USA Rice Continues to Push for Open Trade with Cuba

Click here to hear thoughts on Cuba and rice from Congressmen Abraham, Crawford, and Poe.
Rep Ted Poe
WASHINGTON, DC – The U.S. Agriculture Coalition for Cuba celebrated their one-year anniversary here today with a renewed call for action to lift the embargo between the United States and Cuba, and to ease the way for trade for U.S. agricultural products.

The press conference featured keynote remarks from U.S. Department of Agriculture (USDA) Secretary Tom Vilsack, who headlined the Coalition kick-off last year and was described as “the first Administration official to publicly vocalize support for the lifting of the embargo, especially for agricultural products.”

Vilsack spoke about the potential importance of the market, and the value of being able to use promotion check-off dollars in Cuba, and the need to have USDA officials on the ground in Cuba.

He said, “Until we have improved relations, we are at a severe disadvantage when it comes to accessing the Cuban market.  We need people on the ground in Cuba to talk about our products’ quality, quantity, and stability of supply.”

Of course USA Rice has existing relationships there having participated in the Havana Trade Fair since the 1990’s, and meeting with ALIMPORT, the government agency that coordinates all overseas purchases and authorizes the import of products to Cuba, as recently as last fall.

Cuban Ambassador José Ramón Cabañas was interviewed at the press conference and several Members of Congress were also in attendance, including rice state legislators Rick Crawford (R-AR), Ted Poe (R-TX), and Ralph Abraham (R-LA).

Crawford told the crowd, “We are punishing ourselves [with this embargo].  Now is the time to take action.”  Poe called for Congress to “lift the financial restrictions…to allow American banks to take the risk and get American agriculture products overseas.”  And Abraham emphasized the proximity of U.S. infrastructure and products, saying, “With our shipping, trucking, and ancillary services, we can get American products to Cuba in 36 hours.”

Prior to the press conference, Vilsack met privately with representatives from the Coalition.  Ben Noble, executive director of Arkansas Rice, thanked the Secretary for his support on this issue.  Noble also represented USA Rice on a panel with other commodity groups discussing the effects the embargo has had on agriculture.  He said, “When the embargo was put in place there were decades where there were no rice sales to Cuba.  Back in 2000 when the law was changed to allow cash sales, we saw an increase in activity.  Unfortunately, that opportunity was shut down and we lost one of our top export markets.”

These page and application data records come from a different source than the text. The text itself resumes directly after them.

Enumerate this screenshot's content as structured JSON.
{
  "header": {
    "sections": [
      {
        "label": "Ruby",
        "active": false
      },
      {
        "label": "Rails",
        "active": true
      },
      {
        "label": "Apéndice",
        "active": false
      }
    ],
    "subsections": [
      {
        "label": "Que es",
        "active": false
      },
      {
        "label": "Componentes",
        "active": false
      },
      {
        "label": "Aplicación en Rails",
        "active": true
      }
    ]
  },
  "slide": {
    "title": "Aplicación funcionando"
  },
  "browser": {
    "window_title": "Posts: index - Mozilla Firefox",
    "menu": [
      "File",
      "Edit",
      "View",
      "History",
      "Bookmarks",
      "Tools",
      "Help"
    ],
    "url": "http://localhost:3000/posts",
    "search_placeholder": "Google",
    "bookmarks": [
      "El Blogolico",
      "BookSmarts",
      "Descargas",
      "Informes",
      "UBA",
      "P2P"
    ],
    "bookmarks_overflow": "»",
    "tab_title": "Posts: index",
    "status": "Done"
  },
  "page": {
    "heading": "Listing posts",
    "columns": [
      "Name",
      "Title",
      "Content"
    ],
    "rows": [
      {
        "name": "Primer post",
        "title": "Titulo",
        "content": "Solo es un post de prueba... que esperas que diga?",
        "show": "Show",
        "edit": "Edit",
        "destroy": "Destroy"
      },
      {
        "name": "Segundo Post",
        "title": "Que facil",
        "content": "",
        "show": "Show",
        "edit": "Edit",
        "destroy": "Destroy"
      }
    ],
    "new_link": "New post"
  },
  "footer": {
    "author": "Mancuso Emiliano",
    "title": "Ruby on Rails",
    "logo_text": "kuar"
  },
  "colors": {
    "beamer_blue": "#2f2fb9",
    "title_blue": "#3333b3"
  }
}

He concluded, “USA Rice continues to support all legislative efforts to lift the trade embargo with Cuba that will allow for free and unfettered trade.”